A language is not a single, measurable entity which exists outside of the populations of its speakers. All that exists is the mental representation of that language, however you wish to model it, in the minds of the speakers. Happily, this means that no native speaker is “using” the language “wrong,” since their usage literally defines that language.
External prescriptions which are placed on language usage are literally independent of the language itself. They do not reflect facts about the language. They only reflect judgments about various usages, which in some sense reflect social perceptions of variants which may help to reveal your educational, regional, racial or class background. These are not facts about language, but simply about how language becomes a participant in social dynamics.
My favourite example of the sheer arbitrariness of language value judgements is rhoticity, or whether you pronounce an /r/ after a vowel in words like “car” and “yard”. If you’re British, the most prestigious dialect is RP, which is non-rhotic, and it’s less prestigious to speak a rhotic dialect, such as Lancashire and other Northern English dialects. If you’re American, it’s the opposite: the most prestigious dialect is SAE, which is rhotic, and non-rhotic dialects such as those in New York or Boston are less prestigious.
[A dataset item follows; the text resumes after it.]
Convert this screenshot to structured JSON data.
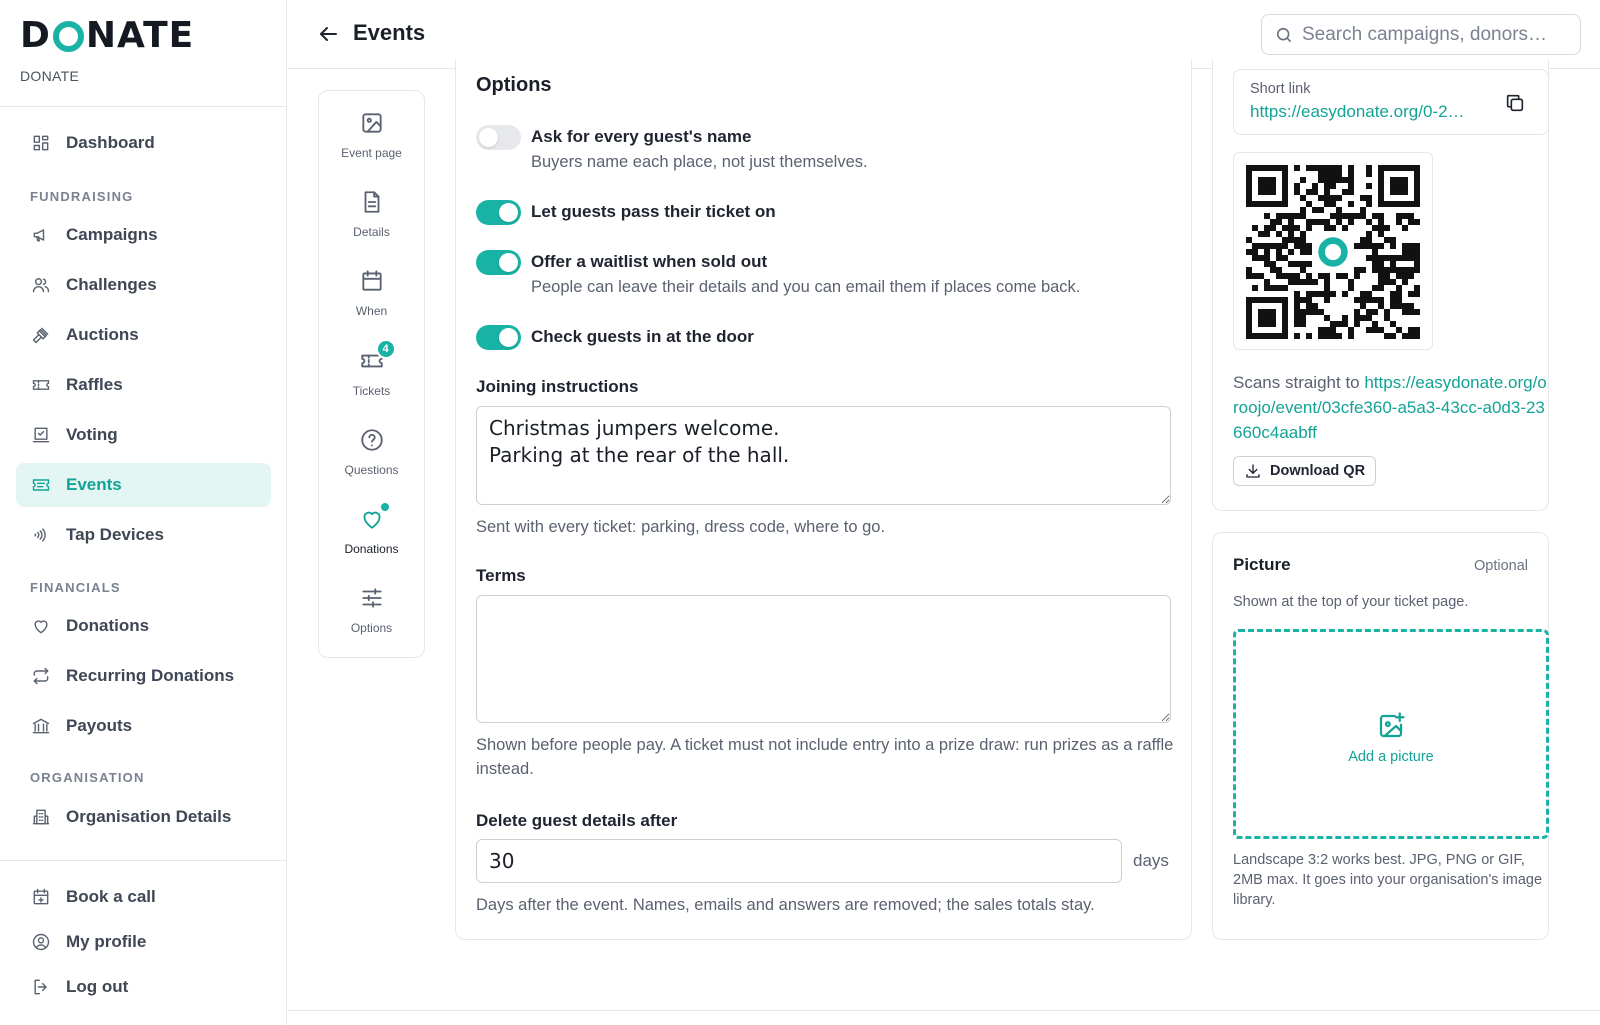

It’s the exact same contrast between /r/ and lack of /r/, but when you cross a large body of water suddenly the social prestige associated with it is inverted. You can’t pretend that language value judgments are “objective facts” about the language.
See also: More specific social commentary about literacy privilege.